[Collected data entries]

<<<<

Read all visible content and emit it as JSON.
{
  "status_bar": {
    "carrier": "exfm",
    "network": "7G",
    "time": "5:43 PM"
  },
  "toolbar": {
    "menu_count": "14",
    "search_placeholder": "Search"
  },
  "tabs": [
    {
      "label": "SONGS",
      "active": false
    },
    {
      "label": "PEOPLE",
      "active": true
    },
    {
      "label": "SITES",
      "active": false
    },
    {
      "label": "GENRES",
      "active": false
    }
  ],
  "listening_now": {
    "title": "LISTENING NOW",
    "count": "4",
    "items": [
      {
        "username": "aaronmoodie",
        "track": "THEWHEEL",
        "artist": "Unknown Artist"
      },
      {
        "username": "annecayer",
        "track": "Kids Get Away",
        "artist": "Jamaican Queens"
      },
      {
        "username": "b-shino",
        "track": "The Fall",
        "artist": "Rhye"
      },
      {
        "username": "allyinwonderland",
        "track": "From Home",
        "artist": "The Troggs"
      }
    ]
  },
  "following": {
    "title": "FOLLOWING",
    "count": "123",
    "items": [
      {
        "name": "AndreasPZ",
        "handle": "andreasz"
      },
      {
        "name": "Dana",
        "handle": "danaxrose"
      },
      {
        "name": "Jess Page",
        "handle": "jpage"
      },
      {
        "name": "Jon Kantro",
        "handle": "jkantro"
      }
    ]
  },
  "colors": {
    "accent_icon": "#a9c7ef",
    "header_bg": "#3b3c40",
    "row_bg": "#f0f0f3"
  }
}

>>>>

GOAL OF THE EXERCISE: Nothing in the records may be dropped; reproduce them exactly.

TASK RESULT:
Read all visible content and emit it as JSON.
{
  "status_bar": {
    "carrier": "exfm",
    "network": "7G",
    "time": "5:43 PM"
  },
  "toolbar": {
    "menu_count": "14",
    "search_placeholder": "Search"
  },
  "tabs": [
    {
      "label": "SONGS",
      "active": false
    },
    {
      "label": "PEOPLE",
      "active": true
    },
    {
      "label": "SITES",
      "active": false
    },
    {
      "label": "GENRES",
      "active": false
    }
  ],
  "listening_now": {
    "title": "LISTENING NOW",
    "count": "4",
    "items": [
      {
        "username": "aaronmoodie",
        "track": "THEWHEEL",
        "artist": "Unknown Artist"
      },
      {
        "username": "annecayer",
        "track": "Kids Get Away",
        "artist": "Jamaican Queens"
      },
      {
        "username": "b-shino",
        "track": "The Fall",
        "artist": "Rhye"
      },
      {
        "username": "allyinwonderland",
        "track": "From Home",
        "artist": "The Troggs"
      }
    ]
  },
  "following": {
    "title": "FOLLOWING",
    "count": "123",
    "items": [
      {
        "name": "AndreasPZ",
        "handle": "andreasz"
      },
      {
        "name": "Dana",
        "handle": "danaxrose"
      },
      {
        "name": "Jess Page",
        "handle": "jpage"
      },
      {
        "name": "Jon Kantro",
        "handle": "jkantro"
      }
    ]
  },
  "colors": {
    "accent_icon": "#a9c7ef",
    "header_bg": "#3b3c40",
    "row_bg": "#f0f0f3"
  }
}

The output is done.